Doubts over Liverpool manager Kenny Dalglish as he faces US talks
Kenny Dalglish's future remained uncertain last night, despite the Liverpool manager seeking clarity by heading to Boston to meet his club's owners, who are unhappy with the club's eighth-placed finish. Fenway Sports Group would need to have a successor lined up in whom Liverpool's supporters can invest some faith, before moving Dalglish into any kind of symbolic boardroom role.
Though the rumour mill has been in overdrive, there seems to be no prospect of Wigan manager Roberto Martinez working alongside the club's former manager Rafael Benitez. FSG's meeting should not be characterised as a summons to the United States for Dalglish.
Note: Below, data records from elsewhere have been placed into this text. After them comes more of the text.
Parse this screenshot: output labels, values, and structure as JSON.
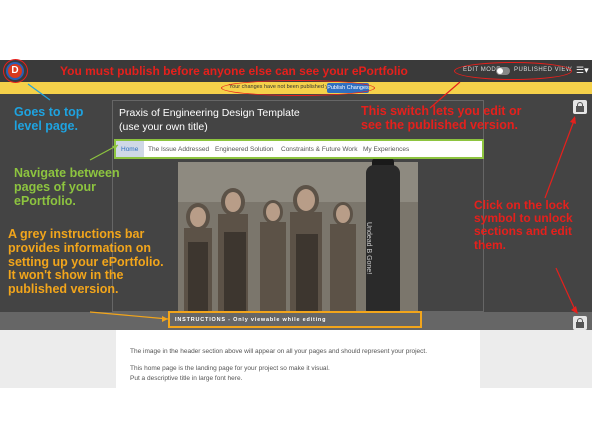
{
  "app": {
    "logo_letter": "D",
    "edit_mode": "EDIT MODE",
    "published_view": "PUBLISHED VIEW",
    "menu_icon": "hamburger-icon"
  },
  "notice": {
    "text": "Your changes have not been published yet.",
    "publish_button": "Publish Changes"
  },
  "header": {
    "title_line1": "Praxis of Engineering Design Template",
    "title_line2": "(use your own title)"
  },
  "nav": {
    "tabs": [
      {
        "label": "Home"
      },
      {
        "label": "The Issue Addressed"
      },
      {
        "label": "Engineered Solution"
      },
      {
        "label": "Constraints & Future Work"
      },
      {
        "label": "My Experiences"
      }
    ]
  },
  "hero": {
    "spray_text": "Undead B Gone!"
  },
  "instructions": {
    "text": "INSTRUCTIONS - Only viewable while editing"
  },
  "content": {
    "line1": "The image in the header section above will appear on all your pages and should represent your project.",
    "line2": "This home page is the landing page for your project so make it visual.",
    "line3": "Put a descriptive title in large font here."
  },
  "annotations": {
    "publish": "You must publish before anyone else can see your ePortfolio",
    "top_level": [
      "Goes to top",
      "level page."
    ],
    "switch": [
      "This switch lets you edit or",
      "see the published version."
    ],
    "navigate": [
      "Navigate between",
      "pages of your",
      "ePortfolio."
    ],
    "grey_bar": [
      "A grey instructions bar",
      "provides information on",
      "setting up your ePortfolio.",
      "It won't show in the",
      "published version."
    ],
    "lock": [
      "Click on the lock",
      "symbol to unlock",
      "sections and edit",
      "them."
    ]
  },
  "colors": {
    "annotation_red": "#e5201c",
    "annotation_blue": "#1ea3e0",
    "annotation_green": "#8dc43f",
    "annotation_orange": "#f2a51b",
    "notice_yellow": "#f5d14a",
    "publish_blue": "#2f6fc0"
  }
}
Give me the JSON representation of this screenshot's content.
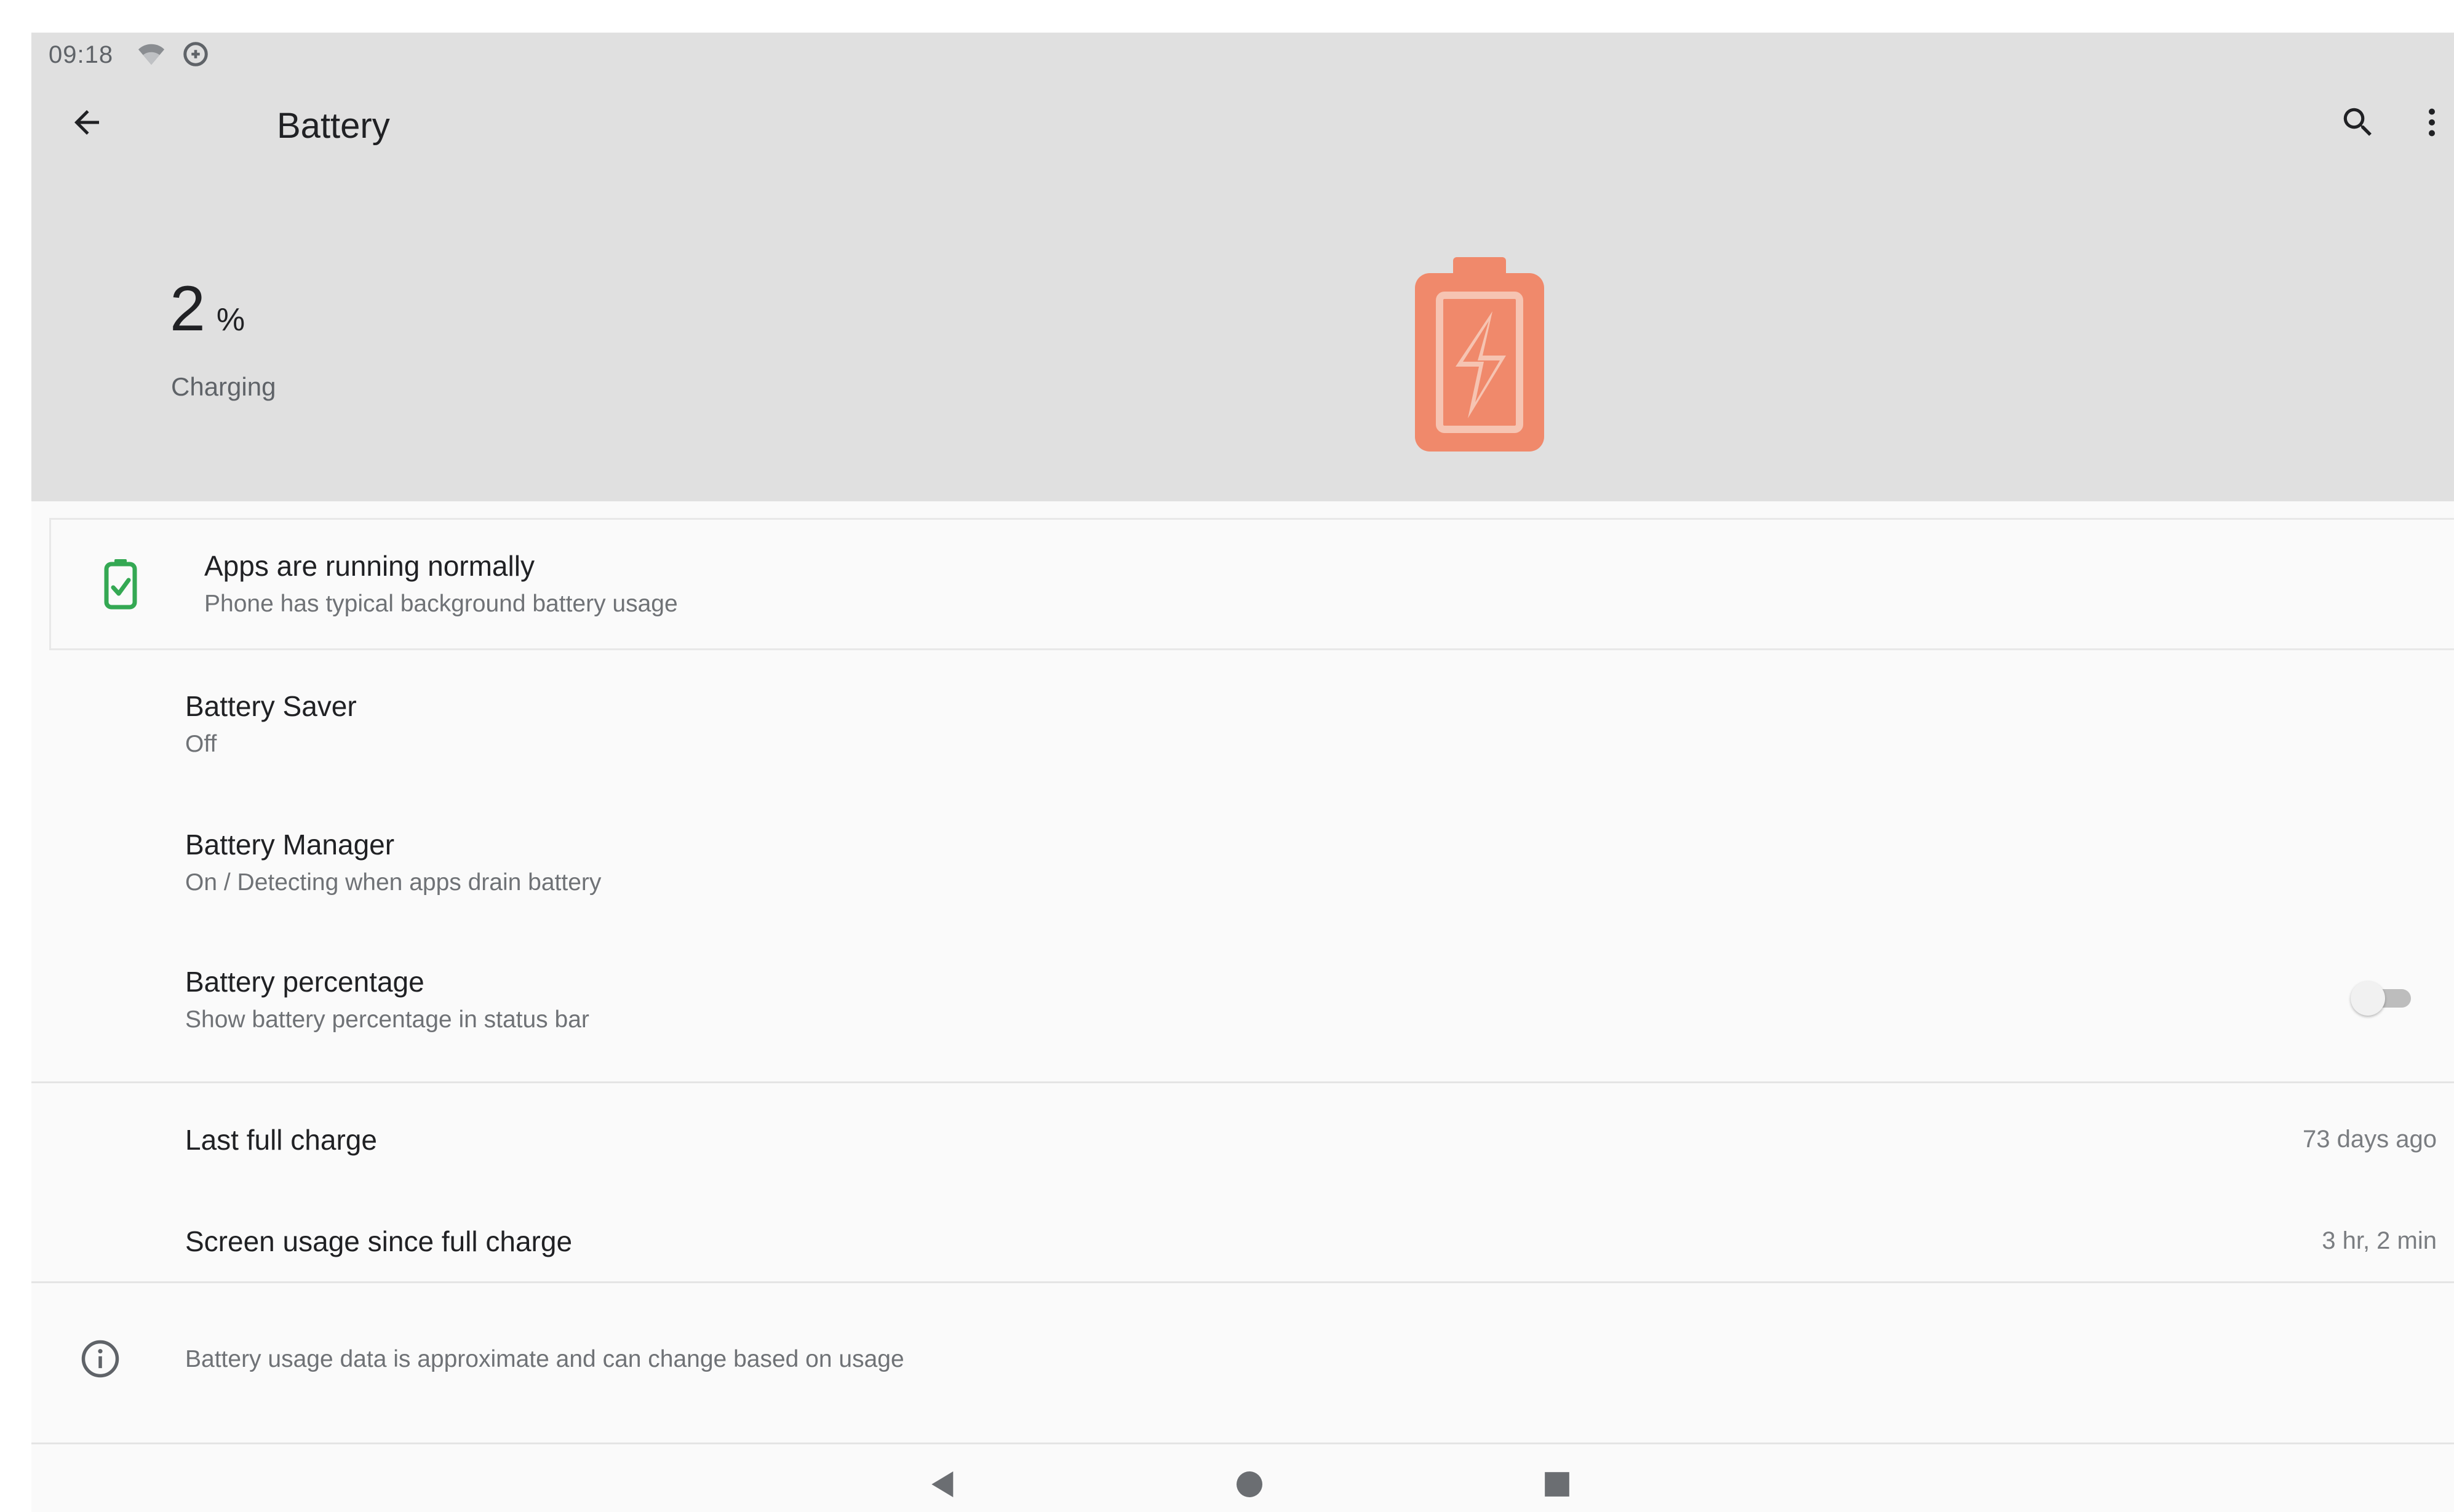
{
  "status_bar": {
    "time": "09:18",
    "icons": [
      "wifi-icon",
      "data-saver-icon"
    ]
  },
  "app_bar": {
    "title": "Battery",
    "back_icon": "arrow-back-icon",
    "search_icon": "search-icon",
    "more_icon": "more-vert-icon"
  },
  "battery": {
    "level": "2",
    "unit": "%",
    "status": "Charging",
    "graphic_color": "#f0896b"
  },
  "tip": {
    "title": "Apps are running normally",
    "summary": "Phone has typical background battery usage",
    "icon": "battery-ok-icon",
    "icon_color": "#34a853"
  },
  "preferences": [
    {
      "title": "Battery Saver",
      "summary": "Off"
    },
    {
      "title": "Battery Manager",
      "summary": "On / Detecting when apps drain battery"
    },
    {
      "title": "Battery percentage",
      "summary": "Show battery percentage in status bar",
      "toggle_on": false
    }
  ],
  "usage": [
    {
      "title": "Last full charge",
      "value": "73 days ago"
    },
    {
      "title": "Screen usage since full charge",
      "value": "3 hr, 2 min"
    }
  ],
  "footer": {
    "text": "Battery usage data is approximate and can change based on usage",
    "icon": "info-icon"
  },
  "nav_bar": {
    "back": "nav-back-icon",
    "home": "nav-home-icon",
    "recents": "nav-recents-icon"
  }
}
But the owners have offered no public affirmation that he retains their faith and with the director of football, Damien Comolli, and director of communications, Ian Cotton, both having been dismissed, they must avoid a sense of drift overtaking Anfield.
Players are also seeking clarity on what the club's aspirations are, including centre half Martin Skrtel, one of the club's outstanding performers of the last campaign. Skrtel's agent, Karol Csonto, denied yesterday that Skrtel was unhappy because of his own perception that, at the age of 27, the prospect of him playing Champions League football at Liverpool once again was receding. But Csonto told The Independent that he would seek an understanding about Liverpool's future in discussions with the club scheduled for two weeks.
"You cannot say Liverpool won't play in the Champions League," Csonto said. "It is a big club and because they haven't made it this year doesn't mean they would not next. There are expectations on both sides, though. Some changes have been made at the club and the player wants to know what the aims and ambitions are. We want to discuss with Liverpool what they want and, of course, we will discuss the issue of Martin's new contract."
Though he has had a poor season by his own standards, goalkeeper Pepe Reina has made no secret of his desire to "challenge for titles". Daniel Agger also excelled in the campaign just concluded, though there is a feeling that he is less motivated by titles.
Dalglish, who secured the Carling Cup, still retains the support of the majority of Liverpool fans, who acknowledge that the team has played vastly better football since taking over from Roy Hodgson. Liverpool's results did not always bear out their performances in the previous campaign.
There has not been contact between FSG and Liverpool's former manager Benitez and despite rumours of a role working in tandem with Martinez, it is thought that the man who brought Liverpool the 2005 Champions League trophy would not want that kind of arrangement.
Latest in Sport
Mario Balotelli to Liverpool: Best memes as Twitter reacts to imminent £16m transfer
Cardiff City launch ‘fraud’ probe into summer transfer spending
Sami Khedira to Arsenal? Arsene Wenger reveals Gunners are still in the market for defensive midfielder
Mario Balotelli to Liverpool: Risky business to think Balotelli can replace Suarez
Malky Mackay allegations: Malky Mackay, Iain Moody and another grim day for English football
- 1 Jeremy Clarkson 'sees no problem' with his racist language on Top Gear, says BBC
- 2 Richard Dawkins on babies with Down Syndrome: 'Abort it and try again – it would be immoral to bring it into the world'
- 3 London restaurant 34 creates champagne glass modelled on Kate Moss’ left breast
- 4 ALS ice bucket challenge co-founder Corey Griffin drowns, aged 27
- 5 James Foley beheading: Fox news presenter Megyn Kelly annoyed by Ferguson update during broadcast about murdered journalist
Richard Dawkins on babies with Down Syndrome: 'Abort it and try again – it would be immoral to bring it into the world'
Scottish independence: English people overwhelmingly want Scotland to stay in the UK
Isis threat: Cameron wants an alliance with Iran
Michael Brown shooting: Chaos erupts on the streets of Ferguson after autopsy shows teenager was shot six times – twice in the head
Bin bag full of cats' heads discovered near Manchester's Curry Mile
Disgusting, frustrating, but intriguing: how the country really feels about its politicians